## DATA RECORDS:
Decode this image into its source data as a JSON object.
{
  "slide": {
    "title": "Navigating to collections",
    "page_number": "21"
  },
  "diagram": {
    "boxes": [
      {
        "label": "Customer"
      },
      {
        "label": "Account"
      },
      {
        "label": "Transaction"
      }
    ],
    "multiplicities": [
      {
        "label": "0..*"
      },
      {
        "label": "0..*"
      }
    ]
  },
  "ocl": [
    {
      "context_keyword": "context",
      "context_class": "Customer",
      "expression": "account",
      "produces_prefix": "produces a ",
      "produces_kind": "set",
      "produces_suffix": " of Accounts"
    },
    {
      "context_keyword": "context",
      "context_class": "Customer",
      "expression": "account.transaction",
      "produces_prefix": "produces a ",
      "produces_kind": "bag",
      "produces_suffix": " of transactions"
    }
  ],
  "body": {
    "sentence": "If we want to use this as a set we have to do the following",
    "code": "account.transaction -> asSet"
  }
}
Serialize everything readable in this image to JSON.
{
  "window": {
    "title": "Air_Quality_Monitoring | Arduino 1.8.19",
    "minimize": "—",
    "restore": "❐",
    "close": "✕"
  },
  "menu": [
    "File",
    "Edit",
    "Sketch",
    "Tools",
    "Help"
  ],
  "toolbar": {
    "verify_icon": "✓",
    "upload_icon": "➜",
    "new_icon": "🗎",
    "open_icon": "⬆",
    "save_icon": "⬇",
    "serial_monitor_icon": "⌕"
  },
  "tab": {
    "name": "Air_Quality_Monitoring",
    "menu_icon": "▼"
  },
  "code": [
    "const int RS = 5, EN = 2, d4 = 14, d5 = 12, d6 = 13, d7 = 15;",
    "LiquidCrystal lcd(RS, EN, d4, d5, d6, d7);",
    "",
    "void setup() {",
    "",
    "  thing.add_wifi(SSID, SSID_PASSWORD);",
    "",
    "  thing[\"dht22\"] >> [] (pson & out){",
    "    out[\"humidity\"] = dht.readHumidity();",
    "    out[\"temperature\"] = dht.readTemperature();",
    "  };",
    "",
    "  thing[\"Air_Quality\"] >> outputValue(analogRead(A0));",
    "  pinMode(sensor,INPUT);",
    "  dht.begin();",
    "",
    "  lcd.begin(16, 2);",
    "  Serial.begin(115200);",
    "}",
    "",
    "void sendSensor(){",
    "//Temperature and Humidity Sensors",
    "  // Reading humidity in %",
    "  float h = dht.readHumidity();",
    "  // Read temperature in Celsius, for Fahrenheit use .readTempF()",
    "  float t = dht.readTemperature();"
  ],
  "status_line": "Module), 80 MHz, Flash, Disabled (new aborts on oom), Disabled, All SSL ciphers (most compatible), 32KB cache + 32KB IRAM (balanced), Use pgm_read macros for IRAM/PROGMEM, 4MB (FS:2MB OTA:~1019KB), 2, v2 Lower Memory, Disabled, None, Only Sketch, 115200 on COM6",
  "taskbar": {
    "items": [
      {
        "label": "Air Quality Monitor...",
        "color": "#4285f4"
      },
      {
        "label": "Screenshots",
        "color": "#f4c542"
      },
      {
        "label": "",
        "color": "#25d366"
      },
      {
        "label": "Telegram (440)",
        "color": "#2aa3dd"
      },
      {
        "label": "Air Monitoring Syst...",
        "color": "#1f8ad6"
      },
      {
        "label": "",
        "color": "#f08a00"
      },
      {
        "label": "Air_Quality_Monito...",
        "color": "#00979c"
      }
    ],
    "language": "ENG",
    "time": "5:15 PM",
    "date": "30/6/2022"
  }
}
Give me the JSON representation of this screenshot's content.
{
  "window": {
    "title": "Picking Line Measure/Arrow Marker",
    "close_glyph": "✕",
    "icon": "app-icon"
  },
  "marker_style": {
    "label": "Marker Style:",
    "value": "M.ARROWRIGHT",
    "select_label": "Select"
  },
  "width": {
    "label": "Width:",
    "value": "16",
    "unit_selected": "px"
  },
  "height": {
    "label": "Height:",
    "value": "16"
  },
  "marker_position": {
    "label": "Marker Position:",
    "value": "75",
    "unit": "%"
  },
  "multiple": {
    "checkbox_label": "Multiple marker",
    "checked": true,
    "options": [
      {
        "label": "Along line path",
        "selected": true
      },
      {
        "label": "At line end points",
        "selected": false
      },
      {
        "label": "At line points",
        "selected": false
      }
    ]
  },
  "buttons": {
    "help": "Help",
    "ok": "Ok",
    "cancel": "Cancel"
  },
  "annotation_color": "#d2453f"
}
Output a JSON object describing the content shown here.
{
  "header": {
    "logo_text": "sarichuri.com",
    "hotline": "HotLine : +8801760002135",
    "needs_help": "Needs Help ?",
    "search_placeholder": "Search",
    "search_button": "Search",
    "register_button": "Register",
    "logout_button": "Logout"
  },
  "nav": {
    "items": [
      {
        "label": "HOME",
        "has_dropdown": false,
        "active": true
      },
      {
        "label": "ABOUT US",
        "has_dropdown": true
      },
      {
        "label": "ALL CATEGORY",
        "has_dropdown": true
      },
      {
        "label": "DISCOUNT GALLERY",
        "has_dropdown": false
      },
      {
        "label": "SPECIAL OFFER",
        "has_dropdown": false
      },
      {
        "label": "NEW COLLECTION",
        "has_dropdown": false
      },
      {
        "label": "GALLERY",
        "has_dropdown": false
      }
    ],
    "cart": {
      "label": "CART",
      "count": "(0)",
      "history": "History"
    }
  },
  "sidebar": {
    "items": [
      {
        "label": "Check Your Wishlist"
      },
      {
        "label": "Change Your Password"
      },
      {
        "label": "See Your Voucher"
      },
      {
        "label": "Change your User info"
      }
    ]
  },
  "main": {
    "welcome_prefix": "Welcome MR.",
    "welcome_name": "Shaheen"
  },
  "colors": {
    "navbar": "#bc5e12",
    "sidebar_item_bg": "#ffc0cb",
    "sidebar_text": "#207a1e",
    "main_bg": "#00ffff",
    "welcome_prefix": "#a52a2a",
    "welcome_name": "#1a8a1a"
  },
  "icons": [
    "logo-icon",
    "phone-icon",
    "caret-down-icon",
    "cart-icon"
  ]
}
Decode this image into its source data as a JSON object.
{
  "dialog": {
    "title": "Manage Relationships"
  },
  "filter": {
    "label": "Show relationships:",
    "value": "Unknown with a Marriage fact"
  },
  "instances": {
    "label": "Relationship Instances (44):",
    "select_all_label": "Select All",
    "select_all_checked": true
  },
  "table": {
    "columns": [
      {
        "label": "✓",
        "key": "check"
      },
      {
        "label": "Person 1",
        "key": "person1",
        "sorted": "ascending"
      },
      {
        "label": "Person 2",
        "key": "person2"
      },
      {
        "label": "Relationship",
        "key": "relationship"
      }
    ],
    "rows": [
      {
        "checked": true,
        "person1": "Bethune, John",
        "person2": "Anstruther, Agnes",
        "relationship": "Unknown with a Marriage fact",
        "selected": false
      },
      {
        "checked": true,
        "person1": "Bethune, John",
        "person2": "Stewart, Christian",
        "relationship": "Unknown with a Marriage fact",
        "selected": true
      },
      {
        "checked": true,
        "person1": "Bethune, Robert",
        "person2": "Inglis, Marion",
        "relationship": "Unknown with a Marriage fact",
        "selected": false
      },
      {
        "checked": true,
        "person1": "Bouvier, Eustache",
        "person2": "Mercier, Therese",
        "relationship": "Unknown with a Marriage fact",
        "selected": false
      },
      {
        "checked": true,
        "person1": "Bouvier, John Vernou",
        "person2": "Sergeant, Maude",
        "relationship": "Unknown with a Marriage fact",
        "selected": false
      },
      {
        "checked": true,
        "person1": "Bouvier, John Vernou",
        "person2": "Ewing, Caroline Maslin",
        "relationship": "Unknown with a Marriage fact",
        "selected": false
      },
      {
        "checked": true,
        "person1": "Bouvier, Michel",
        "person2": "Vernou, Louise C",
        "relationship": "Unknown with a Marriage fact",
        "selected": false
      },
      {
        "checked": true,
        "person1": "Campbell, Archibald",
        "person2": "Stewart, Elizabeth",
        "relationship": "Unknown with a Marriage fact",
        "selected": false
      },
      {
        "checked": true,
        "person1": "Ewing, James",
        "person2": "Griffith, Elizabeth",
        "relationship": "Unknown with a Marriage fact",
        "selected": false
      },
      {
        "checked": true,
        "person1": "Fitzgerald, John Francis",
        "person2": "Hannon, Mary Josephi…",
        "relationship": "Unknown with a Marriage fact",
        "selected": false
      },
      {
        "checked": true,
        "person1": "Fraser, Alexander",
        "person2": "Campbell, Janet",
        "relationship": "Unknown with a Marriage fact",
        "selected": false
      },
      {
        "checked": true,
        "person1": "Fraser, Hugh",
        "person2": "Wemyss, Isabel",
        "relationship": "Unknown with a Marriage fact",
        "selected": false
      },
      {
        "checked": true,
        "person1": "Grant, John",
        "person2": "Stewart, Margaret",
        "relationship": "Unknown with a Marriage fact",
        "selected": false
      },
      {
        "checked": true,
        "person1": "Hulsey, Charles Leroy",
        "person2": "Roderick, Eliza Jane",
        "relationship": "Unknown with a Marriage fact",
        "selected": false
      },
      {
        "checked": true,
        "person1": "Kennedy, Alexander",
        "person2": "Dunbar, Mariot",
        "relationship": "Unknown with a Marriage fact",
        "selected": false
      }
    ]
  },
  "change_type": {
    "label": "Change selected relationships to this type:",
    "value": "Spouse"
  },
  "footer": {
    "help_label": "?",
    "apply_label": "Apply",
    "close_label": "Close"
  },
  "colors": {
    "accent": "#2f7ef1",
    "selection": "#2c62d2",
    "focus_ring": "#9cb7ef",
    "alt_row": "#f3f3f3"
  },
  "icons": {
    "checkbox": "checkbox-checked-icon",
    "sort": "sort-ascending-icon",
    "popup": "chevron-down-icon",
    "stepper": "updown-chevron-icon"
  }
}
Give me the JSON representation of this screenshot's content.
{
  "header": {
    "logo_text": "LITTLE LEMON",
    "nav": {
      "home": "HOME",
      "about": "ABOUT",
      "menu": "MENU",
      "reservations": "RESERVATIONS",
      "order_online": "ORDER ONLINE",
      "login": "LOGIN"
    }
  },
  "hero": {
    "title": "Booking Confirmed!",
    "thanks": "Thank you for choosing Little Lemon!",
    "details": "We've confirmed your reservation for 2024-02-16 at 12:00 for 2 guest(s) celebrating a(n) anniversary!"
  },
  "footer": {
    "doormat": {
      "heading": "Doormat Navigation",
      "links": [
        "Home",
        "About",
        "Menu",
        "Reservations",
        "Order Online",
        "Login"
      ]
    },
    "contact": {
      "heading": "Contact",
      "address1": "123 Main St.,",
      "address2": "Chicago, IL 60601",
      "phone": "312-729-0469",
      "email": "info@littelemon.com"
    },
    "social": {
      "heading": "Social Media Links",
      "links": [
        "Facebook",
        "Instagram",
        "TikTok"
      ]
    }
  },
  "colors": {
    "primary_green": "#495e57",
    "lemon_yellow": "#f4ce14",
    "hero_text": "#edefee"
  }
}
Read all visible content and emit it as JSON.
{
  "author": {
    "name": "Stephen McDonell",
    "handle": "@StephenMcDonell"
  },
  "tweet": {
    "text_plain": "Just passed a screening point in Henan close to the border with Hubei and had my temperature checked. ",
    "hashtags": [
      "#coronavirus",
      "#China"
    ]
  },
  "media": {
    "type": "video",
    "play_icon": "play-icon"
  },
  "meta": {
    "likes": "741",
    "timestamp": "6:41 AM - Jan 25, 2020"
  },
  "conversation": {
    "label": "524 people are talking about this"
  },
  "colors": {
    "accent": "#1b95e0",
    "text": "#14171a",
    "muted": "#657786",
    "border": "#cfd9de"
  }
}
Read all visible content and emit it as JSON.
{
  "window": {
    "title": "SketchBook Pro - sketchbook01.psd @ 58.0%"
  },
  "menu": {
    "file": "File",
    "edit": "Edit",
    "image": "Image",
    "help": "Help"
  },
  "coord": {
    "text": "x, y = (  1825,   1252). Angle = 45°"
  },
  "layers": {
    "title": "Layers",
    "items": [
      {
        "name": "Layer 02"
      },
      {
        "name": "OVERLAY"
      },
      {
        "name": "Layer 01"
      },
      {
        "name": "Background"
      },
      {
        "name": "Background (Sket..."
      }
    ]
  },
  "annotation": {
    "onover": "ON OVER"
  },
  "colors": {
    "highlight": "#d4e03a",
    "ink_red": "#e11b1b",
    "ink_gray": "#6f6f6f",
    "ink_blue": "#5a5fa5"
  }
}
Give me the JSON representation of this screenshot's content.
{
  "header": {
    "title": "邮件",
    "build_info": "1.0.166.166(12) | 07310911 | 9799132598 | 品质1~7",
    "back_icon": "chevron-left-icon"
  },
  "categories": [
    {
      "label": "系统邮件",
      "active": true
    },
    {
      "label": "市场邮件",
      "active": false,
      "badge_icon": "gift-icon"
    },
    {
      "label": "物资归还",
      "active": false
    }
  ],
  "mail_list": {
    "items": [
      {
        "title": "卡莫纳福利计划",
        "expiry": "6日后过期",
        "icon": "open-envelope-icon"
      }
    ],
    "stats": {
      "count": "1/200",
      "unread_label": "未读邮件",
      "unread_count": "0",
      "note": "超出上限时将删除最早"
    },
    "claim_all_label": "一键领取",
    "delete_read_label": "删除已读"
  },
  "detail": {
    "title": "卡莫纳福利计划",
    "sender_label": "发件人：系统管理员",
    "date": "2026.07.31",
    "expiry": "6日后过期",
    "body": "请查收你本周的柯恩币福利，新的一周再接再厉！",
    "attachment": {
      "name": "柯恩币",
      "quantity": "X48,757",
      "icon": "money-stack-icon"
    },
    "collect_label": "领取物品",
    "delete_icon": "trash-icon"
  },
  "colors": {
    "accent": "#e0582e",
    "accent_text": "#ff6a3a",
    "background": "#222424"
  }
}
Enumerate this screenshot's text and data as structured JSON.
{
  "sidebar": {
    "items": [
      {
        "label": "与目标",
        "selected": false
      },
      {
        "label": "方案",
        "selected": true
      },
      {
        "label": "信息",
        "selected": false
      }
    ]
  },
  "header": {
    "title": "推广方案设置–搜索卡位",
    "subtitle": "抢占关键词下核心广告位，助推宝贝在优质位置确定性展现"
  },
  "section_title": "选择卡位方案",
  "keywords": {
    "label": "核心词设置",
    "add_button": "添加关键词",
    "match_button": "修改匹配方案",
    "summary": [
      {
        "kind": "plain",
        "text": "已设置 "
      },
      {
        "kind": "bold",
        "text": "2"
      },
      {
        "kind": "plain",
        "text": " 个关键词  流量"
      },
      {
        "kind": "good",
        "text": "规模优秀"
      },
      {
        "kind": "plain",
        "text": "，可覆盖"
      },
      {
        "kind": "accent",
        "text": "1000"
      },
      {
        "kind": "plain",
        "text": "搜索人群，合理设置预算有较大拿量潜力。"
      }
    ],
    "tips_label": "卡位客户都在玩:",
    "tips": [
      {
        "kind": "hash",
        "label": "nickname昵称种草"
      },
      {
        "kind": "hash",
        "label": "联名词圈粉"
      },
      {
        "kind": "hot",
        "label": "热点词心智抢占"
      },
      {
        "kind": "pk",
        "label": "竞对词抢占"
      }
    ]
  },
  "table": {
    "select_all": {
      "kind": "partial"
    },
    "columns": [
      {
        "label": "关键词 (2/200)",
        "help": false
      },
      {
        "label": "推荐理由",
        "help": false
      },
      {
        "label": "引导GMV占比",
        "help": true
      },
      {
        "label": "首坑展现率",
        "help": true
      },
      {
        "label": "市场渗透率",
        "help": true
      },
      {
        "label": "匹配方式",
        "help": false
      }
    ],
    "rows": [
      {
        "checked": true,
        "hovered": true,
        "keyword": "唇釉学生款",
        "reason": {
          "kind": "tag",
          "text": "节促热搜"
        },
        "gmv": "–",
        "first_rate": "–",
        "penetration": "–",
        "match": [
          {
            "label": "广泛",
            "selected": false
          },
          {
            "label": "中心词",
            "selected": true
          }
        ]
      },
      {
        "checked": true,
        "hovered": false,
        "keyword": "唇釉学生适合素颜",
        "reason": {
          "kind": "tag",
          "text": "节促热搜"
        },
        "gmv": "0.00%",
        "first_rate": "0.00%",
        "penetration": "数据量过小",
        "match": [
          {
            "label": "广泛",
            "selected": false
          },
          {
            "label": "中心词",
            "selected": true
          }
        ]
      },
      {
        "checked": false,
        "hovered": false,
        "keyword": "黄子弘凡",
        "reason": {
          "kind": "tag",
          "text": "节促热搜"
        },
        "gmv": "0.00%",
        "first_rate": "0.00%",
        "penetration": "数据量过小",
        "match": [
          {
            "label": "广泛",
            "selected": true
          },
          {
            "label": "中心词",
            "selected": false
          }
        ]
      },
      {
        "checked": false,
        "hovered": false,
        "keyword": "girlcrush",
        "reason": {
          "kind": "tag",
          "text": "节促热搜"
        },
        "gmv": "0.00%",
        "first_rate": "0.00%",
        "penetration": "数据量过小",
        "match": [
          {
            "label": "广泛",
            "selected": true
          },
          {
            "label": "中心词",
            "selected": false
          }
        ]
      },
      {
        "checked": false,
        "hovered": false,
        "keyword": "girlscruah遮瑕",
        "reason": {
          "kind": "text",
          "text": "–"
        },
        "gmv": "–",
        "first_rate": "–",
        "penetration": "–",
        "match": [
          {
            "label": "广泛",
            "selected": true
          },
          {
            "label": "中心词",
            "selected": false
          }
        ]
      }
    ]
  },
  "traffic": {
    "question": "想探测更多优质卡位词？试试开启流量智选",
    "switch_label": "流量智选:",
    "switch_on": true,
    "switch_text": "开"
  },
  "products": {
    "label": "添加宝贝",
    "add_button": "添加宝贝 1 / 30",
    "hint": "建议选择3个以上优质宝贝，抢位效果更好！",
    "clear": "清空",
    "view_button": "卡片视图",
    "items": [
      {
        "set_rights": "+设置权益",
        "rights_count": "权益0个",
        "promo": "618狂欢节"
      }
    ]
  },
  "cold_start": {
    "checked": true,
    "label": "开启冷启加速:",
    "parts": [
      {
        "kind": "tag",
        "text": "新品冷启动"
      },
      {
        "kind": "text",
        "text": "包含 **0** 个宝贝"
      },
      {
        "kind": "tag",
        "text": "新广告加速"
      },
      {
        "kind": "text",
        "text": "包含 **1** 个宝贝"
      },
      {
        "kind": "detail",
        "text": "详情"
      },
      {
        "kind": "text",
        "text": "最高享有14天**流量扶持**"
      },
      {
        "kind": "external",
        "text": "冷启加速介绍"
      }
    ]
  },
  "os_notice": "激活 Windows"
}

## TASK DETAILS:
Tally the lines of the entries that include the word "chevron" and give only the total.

## OUTPUT:
3